Daniela: Respiratory care is very good here as well. Really, for most conditions, you are going to be able to find a good doctor here. Will you find as many as in the US? Of course not. But another thing we like about the companies we work with is that they do not have a network. They cover service wherever you go within the country. Patients are not locked into one set of hospitals and clinics or doctors. They can find the best and go to whoever they want. This is another huge difference and benefit that the companies we work with offer.
CHL: A lot of expats are on IESS. So, why would someone be better off getting a private health insurance plan instead of just going to IESS?
Daniela: Beyond the issues I mentioned before with IESS, it’s important to know that the price expats pay for coverage is not much less than what they would pay for a private plan. Second, the IESS system is very difficult to traverse – even when it functions well. Many expats end up paying a medical facilitator to help them get what they need out of the system. On top of that, they also have to purchase their own supplies, medication, and other equipment that may need to be used for their procedure.
CHL: Two more questions that we know our readers are going to want to know answers to. First, tell us about the costs for the plans you offer. Second, and don’t be afraid to tell us you don’t know the answer to this, but are expats required by law to have health insurance in Ecuador?
Ramiro: Okay, let me take the first question because Daniela has been meeting with several lawyers for opinions on the second question.
The plan prices we can offer are very reasonable because the coverage is significant. Without getting into the nitty and gritty of each plan, let me say this. We think that the plans we can offer expats covers all of their needs, and a lot more than the other plans available in town at a reasonable and competitive price.
One thing that we think is invaluable is the ability to go see any doctor or visit any hospital you want. That can be the difference between good or great care, depending on your needs.
Second, our prescription coverage is very, very good. And that should be factored into any economic analysis of plans someone is looking at.
That said, what Daniela and I do for our clients is help them figure out exactly what they need and show them what options they have based on that. We are building long-term relationships with our clients so helping them feel satisfied is what is most important for us.
Daniela: This is true. Every client is different and has different needs. And our job is to help them be happy and to feel they can live healthy lives here in Cuenca.
Now, your second question, “Are expats required by law to have health insurance?” is a very confusing issue.
Actually, the law says that everyone —not just expats— is required to have health insurance. Though there is a separate section that deals with foreigners.
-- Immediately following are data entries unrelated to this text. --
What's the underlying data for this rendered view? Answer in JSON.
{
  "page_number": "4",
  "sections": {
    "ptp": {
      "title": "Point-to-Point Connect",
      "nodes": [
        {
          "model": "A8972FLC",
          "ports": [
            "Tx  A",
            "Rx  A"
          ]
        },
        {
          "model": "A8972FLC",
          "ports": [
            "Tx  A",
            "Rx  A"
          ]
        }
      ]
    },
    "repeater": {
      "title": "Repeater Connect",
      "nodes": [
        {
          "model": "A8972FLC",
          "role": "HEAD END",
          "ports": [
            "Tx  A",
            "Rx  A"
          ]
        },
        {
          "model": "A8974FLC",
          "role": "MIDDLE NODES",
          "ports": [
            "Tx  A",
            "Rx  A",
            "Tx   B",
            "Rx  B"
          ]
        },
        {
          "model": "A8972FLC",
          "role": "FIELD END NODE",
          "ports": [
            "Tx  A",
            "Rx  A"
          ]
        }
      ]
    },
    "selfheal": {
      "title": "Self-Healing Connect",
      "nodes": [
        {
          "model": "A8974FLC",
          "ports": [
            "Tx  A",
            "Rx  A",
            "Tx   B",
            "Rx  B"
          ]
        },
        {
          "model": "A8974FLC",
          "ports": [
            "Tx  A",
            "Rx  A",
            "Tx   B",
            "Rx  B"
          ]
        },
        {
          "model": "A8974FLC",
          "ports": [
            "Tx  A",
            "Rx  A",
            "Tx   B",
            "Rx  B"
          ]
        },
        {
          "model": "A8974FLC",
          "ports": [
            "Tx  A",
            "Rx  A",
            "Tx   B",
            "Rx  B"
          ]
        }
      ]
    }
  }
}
The law states that in order to apply for your temporary visa, for the retiree and renters visa, you must have private health insurance. This was a change that was made in March of 2022. It is important to ask these questions directly to a lawyer as they are more up to date with any changes.
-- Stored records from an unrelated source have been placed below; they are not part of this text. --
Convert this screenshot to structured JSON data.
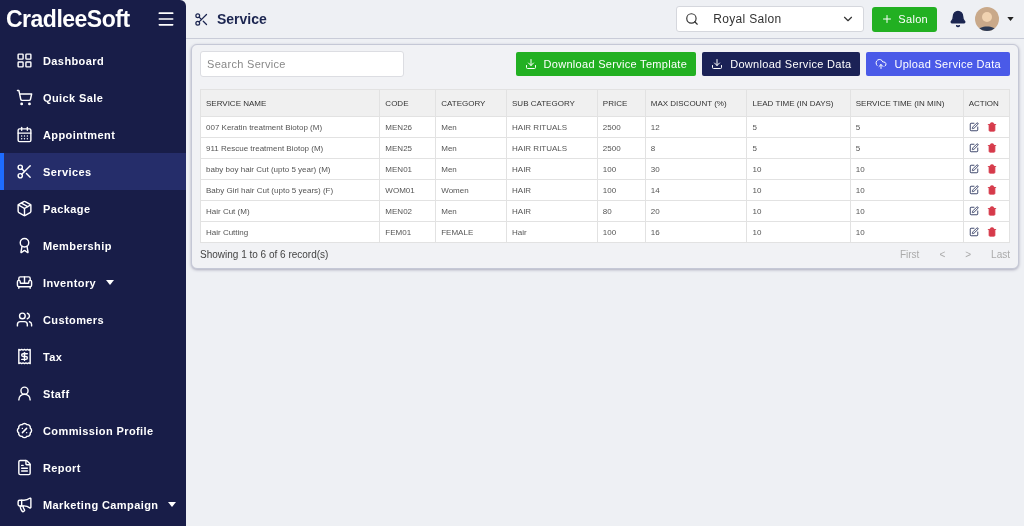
{
  "sidebar": {
    "logo": "CradleeSoft",
    "items": [
      {
        "label": "Dashboard",
        "selected": false,
        "has_submenu": false
      },
      {
        "label": "Quick Sale",
        "selected": false,
        "has_submenu": false
      },
      {
        "label": "Appointment",
        "selected": false,
        "has_submenu": false
      },
      {
        "label": "Services",
        "selected": true,
        "has_submenu": false
      },
      {
        "label": "Package",
        "selected": false,
        "has_submenu": false
      },
      {
        "label": "Membership",
        "selected": false,
        "has_submenu": false
      },
      {
        "label": "Inventory",
        "selected": false,
        "has_submenu": true
      },
      {
        "label": "Customers",
        "selected": false,
        "has_submenu": false
      },
      {
        "label": "Tax",
        "selected": false,
        "has_submenu": false
      },
      {
        "label": "Staff",
        "selected": false,
        "has_submenu": false
      },
      {
        "label": "Commission Profile",
        "selected": false,
        "has_submenu": false
      },
      {
        "label": "Report",
        "selected": false,
        "has_submenu": false
      },
      {
        "label": "Marketing Campaign",
        "selected": false,
        "has_submenu": true
      }
    ]
  },
  "header": {
    "title": "Service",
    "salon_select": "Royal Salon",
    "add_button": "Salon"
  },
  "toolbar": {
    "search_placeholder": "Search Service",
    "buttons": [
      {
        "label": "Download Service Template",
        "kind": "template"
      },
      {
        "label": "Download Service Data",
        "kind": "download"
      },
      {
        "label": "Upload Service Data",
        "kind": "upload"
      }
    ]
  },
  "table": {
    "columns": [
      "SERVICE NAME",
      "CODE",
      "CATEGORY",
      "SUB CATEGORY",
      "PRICE",
      "MAX DISCOUNT (%)",
      "LEAD TIME (IN DAYS)",
      "SERVICE TIME (IN MIN)",
      "ACTION"
    ],
    "rows": [
      [
        "007 Keratin treatment Biotop (M)",
        "MEN26",
        "Men",
        "HAIR RITUALS",
        "2500",
        "12",
        "5",
        "5"
      ],
      [
        "911 Rescue treatment Biotop (M)",
        "MEN25",
        "Men",
        "HAIR RITUALS",
        "2500",
        "8",
        "5",
        "5"
      ],
      [
        "baby boy hair Cut (upto 5 year) (M)",
        "MEN01",
        "Men",
        "HAIR",
        "100",
        "30",
        "10",
        "10"
      ],
      [
        "Baby Girl hair Cut (upto 5 years) (F)",
        "WOM01",
        "Women",
        "HAIR",
        "100",
        "14",
        "10",
        "10"
      ],
      [
        "Hair Cut (M)",
        "MEN02",
        "Men",
        "HAIR",
        "80",
        "20",
        "10",
        "10"
      ],
      [
        "Hair Cutting",
        "FEM01",
        "FEMALE",
        "Hair",
        "100",
        "16",
        "10",
        "10"
      ]
    ]
  },
  "footer": {
    "summary": "Showing 1 to 6 of 6 record(s)",
    "pagination": [
      "First",
      "<",
      ">",
      "Last"
    ]
  }
}
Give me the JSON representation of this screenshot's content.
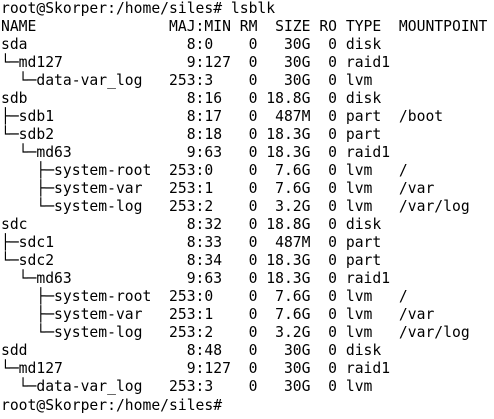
{
  "terminal": {
    "prompt_line": "root@Skorper:/home/siles# lsblk",
    "header": "NAME               MAJ:MIN RM  SIZE RO TYPE  MOUNTPOINT",
    "rows": [
      "sda                  8:0    0   30G  0 disk",
      "└─md127              9:127  0   30G  0 raid1",
      "  └─data-var_log   253:3    0   30G  0 lvm",
      "sdb                  8:16   0 18.8G  0 disk",
      "├─sdb1               8:17   0  487M  0 part  /boot",
      "└─sdb2               8:18   0 18.3G  0 part",
      "  └─md63             9:63   0 18.3G  0 raid1",
      "    ├─system-root  253:0    0  7.6G  0 lvm   /",
      "    ├─system-var   253:1    0  7.6G  0 lvm   /var",
      "    └─system-log   253:2    0  3.2G  0 lvm   /var/log",
      "sdc                  8:32   0 18.8G  0 disk",
      "├─sdc1               8:33   0  487M  0 part",
      "└─sdc2               8:34   0 18.3G  0 part",
      "  └─md63             9:63   0 18.3G  0 raid1",
      "    ├─system-root  253:0    0  7.6G  0 lvm   /",
      "    ├─system-var   253:1    0  7.6G  0 lvm   /var",
      "    └─system-log   253:2    0  3.2G  0 lvm   /var/log",
      "sdd                  8:48   0   30G  0 disk",
      "└─md127              9:127  0   30G  0 raid1",
      "  └─data-var_log   253:3    0   30G  0 lvm"
    ],
    "final_prompt": "root@Skorper:/home/siles# "
  }
}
CHL: Ramiro and Daniela, thank you for helping to clear up some of the questions regarding expat health insurance here in Ecuador. We appreciate your time and your willingness to be so open with some of your answers. I’m sure you’ve given many of our readers some food for thought.
The Cuenca Expat Insurance office is located at: Av. Remigio Tamaríz and Av. Solano, Edifício Office, 5th floor, Office 5-6. For more information, contact Ramiro and Daniela at: firstname.lastname@example.org or 099-520-6384 or visit: cuencaexpatinsurance.com.